[Problem description]
Report how many lines in the records below contain the word "würdest". Give only the number.

#### Data provided ####

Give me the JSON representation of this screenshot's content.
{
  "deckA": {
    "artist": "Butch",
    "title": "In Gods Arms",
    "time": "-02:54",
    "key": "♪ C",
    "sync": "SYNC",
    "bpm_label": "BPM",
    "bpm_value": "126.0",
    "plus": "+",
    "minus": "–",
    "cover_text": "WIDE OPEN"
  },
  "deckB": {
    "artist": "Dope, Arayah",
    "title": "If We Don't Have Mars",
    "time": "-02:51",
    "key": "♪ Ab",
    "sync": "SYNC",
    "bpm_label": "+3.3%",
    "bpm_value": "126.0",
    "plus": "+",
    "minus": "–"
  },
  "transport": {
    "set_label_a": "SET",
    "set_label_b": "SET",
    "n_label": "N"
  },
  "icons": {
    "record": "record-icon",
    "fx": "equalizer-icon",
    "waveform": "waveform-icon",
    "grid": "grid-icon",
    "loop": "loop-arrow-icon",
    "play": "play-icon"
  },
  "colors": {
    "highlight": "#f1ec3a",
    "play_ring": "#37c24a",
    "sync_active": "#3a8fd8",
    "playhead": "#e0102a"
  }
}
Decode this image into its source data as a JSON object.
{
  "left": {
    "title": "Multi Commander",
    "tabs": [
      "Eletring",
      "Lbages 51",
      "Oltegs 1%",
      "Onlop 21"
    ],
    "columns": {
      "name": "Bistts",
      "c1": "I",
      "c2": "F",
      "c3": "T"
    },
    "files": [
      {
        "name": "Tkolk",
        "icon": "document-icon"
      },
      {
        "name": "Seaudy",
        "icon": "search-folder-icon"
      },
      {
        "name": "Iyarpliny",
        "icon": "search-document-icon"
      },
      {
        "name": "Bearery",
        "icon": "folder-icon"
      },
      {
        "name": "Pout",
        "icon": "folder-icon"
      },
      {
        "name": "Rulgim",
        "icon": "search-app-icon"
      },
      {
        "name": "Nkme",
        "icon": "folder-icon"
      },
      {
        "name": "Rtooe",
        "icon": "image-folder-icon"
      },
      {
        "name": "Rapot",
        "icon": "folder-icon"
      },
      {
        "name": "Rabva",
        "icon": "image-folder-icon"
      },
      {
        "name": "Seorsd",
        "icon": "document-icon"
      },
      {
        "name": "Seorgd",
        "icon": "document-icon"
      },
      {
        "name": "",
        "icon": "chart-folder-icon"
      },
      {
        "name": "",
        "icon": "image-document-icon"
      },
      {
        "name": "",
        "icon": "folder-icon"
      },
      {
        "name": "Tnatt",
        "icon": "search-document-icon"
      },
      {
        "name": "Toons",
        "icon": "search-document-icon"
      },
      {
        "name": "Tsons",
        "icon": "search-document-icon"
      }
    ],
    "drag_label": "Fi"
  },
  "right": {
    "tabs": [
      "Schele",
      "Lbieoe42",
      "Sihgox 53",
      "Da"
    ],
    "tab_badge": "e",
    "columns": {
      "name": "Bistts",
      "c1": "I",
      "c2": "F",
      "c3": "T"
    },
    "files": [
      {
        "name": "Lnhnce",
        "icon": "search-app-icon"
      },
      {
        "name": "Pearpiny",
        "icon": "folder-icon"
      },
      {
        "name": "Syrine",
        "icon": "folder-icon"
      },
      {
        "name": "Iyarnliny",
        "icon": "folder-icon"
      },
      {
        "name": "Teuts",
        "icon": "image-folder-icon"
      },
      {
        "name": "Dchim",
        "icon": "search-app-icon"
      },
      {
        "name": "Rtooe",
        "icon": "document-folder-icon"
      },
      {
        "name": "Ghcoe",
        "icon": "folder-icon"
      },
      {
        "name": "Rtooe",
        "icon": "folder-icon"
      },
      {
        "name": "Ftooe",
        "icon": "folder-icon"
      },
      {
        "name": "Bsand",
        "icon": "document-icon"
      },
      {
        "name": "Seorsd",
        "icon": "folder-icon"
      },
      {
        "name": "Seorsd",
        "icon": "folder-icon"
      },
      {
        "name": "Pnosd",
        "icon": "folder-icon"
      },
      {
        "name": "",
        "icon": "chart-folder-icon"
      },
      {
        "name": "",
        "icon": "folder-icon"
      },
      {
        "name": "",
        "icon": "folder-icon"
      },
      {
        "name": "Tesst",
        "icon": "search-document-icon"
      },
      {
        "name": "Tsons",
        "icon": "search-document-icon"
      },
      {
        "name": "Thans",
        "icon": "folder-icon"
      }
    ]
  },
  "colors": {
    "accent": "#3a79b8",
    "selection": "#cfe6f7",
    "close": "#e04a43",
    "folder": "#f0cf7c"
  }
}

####
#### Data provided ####

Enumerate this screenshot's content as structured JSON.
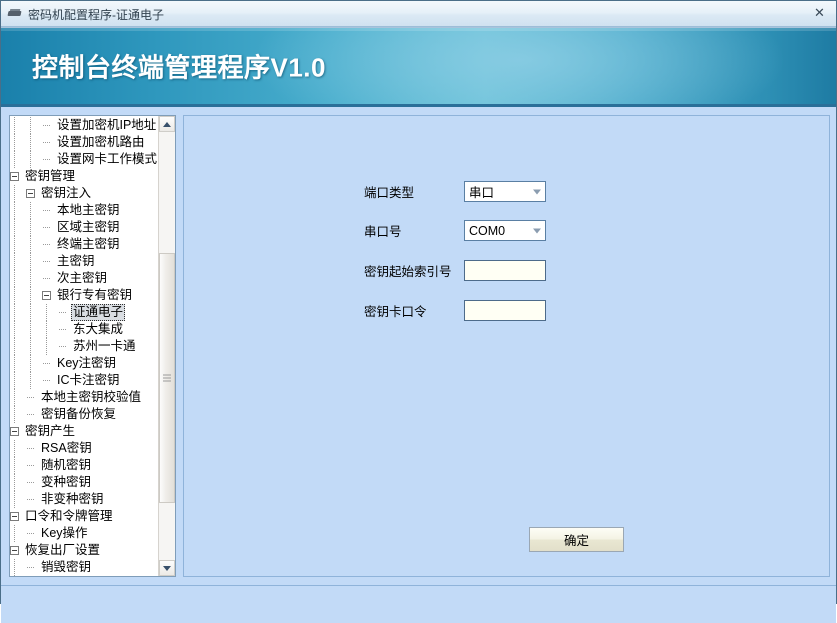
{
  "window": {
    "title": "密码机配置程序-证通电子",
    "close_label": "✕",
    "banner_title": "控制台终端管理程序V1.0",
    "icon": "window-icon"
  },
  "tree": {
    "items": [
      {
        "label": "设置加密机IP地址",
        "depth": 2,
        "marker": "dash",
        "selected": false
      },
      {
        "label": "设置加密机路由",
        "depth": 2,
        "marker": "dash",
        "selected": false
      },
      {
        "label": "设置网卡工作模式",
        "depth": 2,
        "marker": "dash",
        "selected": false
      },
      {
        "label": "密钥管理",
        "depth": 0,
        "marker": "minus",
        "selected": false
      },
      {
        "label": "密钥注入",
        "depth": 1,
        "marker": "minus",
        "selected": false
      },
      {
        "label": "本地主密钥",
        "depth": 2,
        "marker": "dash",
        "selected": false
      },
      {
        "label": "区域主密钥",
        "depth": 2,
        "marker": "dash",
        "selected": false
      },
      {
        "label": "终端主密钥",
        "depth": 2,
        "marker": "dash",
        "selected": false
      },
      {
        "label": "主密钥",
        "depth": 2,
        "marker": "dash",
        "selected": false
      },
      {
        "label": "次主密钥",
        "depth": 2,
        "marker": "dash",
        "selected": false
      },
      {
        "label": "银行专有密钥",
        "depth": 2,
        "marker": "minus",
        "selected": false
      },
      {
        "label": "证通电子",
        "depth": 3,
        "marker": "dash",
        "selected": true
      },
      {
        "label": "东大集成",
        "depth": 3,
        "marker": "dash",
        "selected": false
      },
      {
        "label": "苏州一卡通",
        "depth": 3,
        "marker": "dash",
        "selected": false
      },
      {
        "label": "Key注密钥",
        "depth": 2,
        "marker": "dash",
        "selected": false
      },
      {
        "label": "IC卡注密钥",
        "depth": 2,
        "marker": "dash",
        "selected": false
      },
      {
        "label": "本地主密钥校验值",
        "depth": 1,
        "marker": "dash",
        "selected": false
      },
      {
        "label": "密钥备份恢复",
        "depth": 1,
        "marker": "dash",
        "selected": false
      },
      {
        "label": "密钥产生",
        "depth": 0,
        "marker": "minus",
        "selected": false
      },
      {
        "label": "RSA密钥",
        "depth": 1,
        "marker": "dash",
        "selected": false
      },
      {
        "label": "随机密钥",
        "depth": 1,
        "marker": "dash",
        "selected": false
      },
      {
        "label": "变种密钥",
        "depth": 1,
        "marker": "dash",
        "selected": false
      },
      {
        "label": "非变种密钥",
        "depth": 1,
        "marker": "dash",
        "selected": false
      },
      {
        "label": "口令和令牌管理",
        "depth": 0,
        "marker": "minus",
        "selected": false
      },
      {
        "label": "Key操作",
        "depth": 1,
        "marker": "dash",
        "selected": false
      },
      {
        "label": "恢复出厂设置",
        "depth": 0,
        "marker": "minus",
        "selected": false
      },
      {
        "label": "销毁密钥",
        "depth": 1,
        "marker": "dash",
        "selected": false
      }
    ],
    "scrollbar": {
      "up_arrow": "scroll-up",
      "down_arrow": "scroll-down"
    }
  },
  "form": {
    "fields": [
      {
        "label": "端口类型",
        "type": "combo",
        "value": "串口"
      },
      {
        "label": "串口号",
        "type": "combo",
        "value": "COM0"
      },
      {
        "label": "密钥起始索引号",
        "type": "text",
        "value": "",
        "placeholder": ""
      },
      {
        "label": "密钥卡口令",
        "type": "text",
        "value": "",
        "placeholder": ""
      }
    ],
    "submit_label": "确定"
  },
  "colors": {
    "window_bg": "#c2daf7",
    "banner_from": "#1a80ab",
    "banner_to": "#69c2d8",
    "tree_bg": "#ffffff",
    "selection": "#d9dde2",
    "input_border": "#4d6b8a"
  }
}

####
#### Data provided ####

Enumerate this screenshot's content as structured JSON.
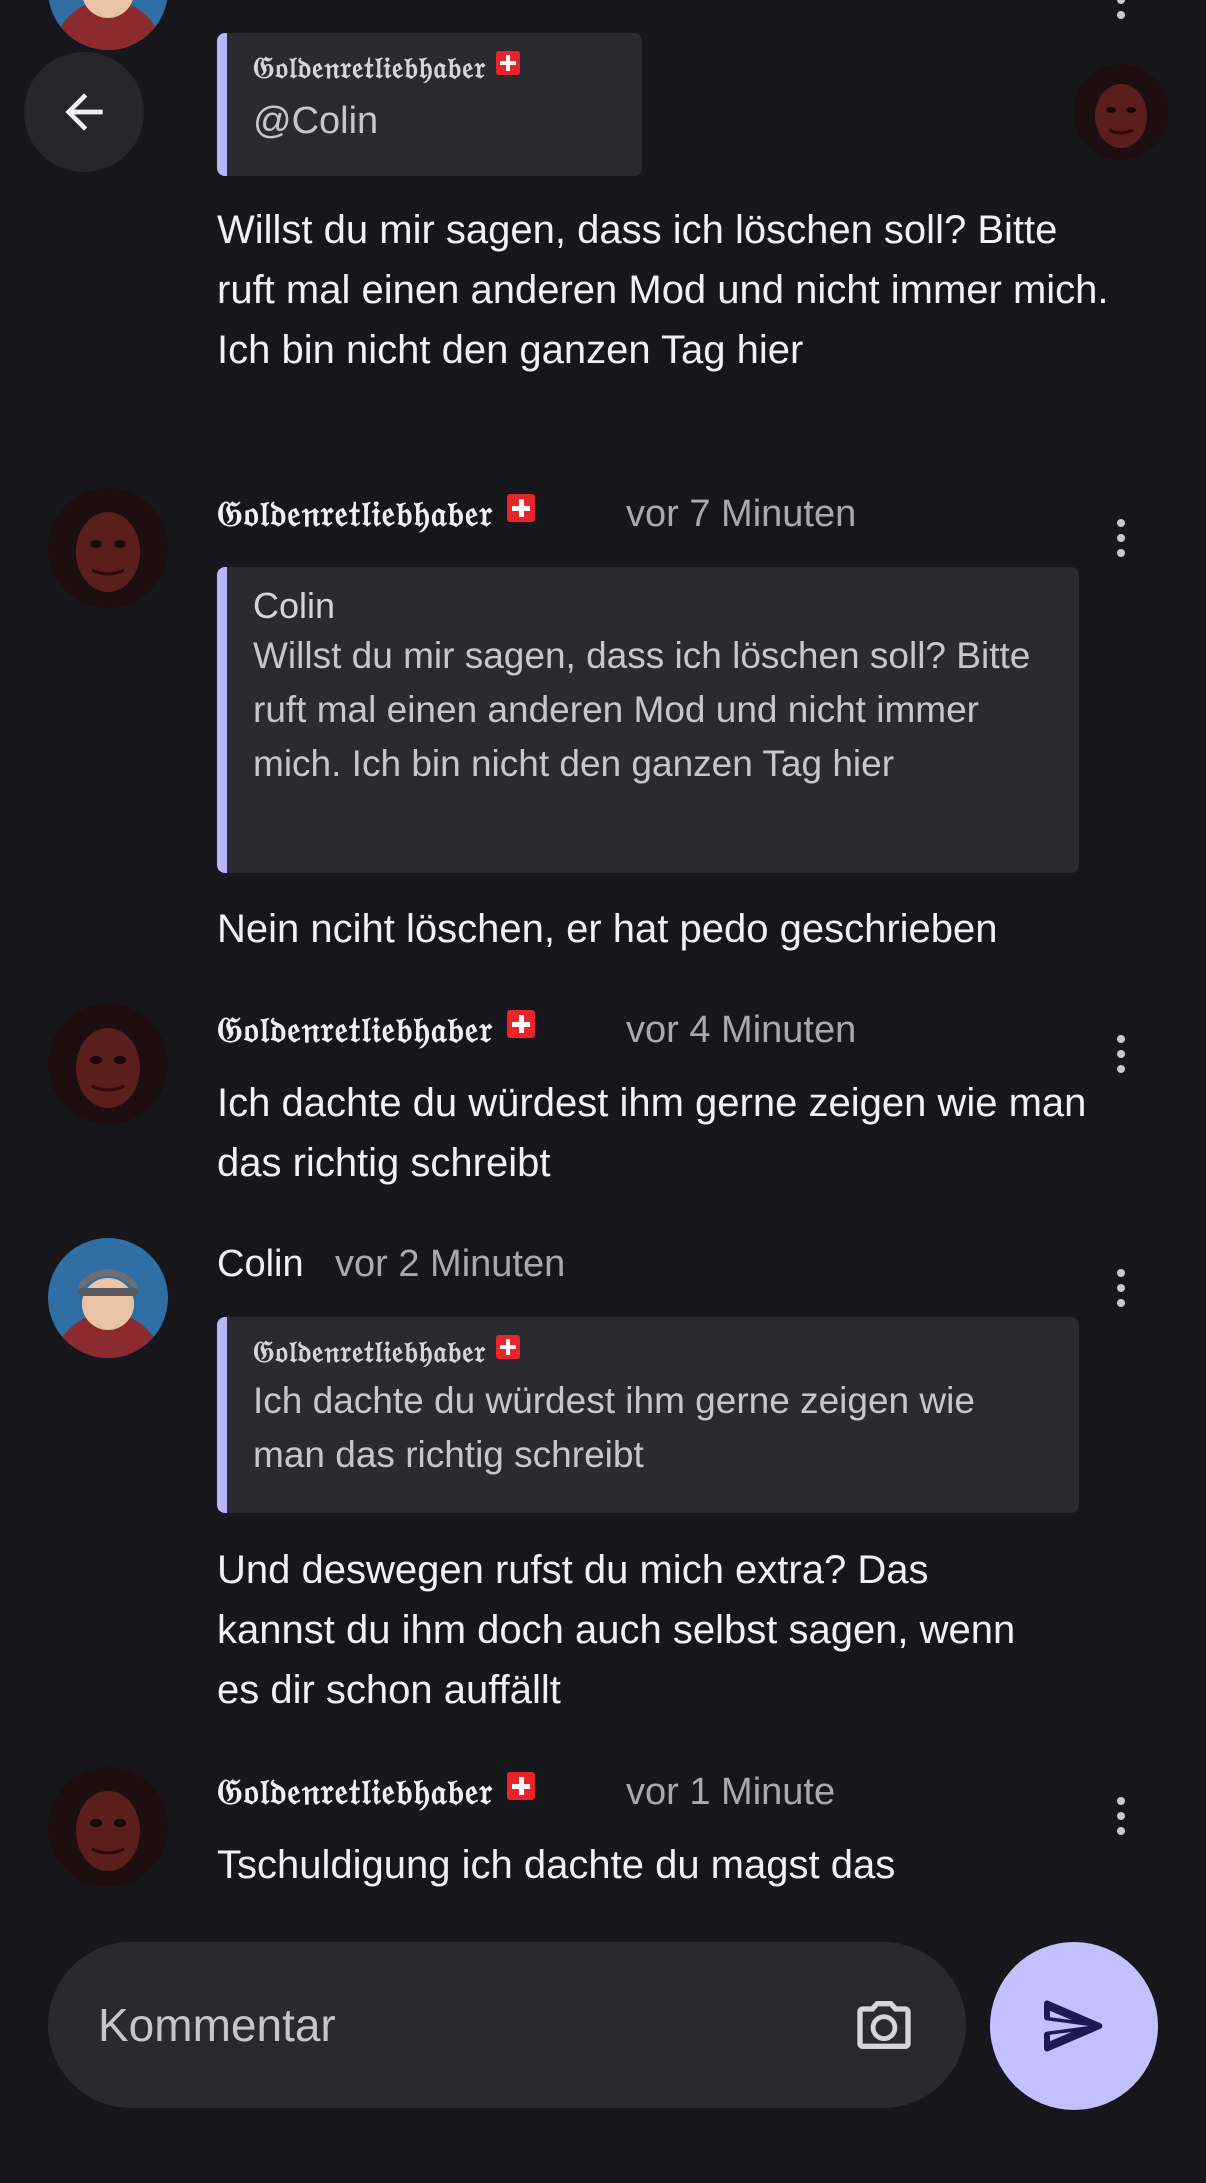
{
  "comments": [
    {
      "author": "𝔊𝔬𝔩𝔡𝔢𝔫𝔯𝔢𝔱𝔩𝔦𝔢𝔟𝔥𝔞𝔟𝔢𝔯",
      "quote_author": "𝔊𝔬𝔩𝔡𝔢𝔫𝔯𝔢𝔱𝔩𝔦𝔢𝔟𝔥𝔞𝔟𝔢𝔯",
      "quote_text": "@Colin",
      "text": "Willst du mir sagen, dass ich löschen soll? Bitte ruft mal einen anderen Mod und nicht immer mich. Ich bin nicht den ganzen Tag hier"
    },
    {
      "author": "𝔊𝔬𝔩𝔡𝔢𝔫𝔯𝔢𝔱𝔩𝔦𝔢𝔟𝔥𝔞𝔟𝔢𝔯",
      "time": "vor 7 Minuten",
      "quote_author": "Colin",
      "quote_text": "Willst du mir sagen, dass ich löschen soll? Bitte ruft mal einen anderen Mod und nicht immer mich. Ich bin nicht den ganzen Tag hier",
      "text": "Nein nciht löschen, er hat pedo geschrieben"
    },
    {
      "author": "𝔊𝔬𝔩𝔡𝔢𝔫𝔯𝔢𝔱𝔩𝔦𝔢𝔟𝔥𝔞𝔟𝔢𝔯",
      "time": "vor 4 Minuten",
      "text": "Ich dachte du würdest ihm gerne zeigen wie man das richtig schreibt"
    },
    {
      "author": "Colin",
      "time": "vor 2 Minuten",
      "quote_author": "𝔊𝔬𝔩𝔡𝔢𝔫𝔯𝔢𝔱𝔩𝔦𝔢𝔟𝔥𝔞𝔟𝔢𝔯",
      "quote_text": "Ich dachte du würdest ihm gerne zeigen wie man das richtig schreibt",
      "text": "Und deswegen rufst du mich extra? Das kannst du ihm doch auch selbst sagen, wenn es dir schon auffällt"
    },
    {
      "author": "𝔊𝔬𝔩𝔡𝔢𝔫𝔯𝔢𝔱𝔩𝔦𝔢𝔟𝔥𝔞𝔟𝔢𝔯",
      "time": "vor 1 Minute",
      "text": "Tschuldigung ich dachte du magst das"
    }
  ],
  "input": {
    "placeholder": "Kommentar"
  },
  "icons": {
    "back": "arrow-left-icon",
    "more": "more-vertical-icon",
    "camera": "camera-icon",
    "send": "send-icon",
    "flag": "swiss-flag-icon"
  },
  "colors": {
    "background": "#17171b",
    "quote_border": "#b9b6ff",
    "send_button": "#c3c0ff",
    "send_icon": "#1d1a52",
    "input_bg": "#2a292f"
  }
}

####

[Your solution]
2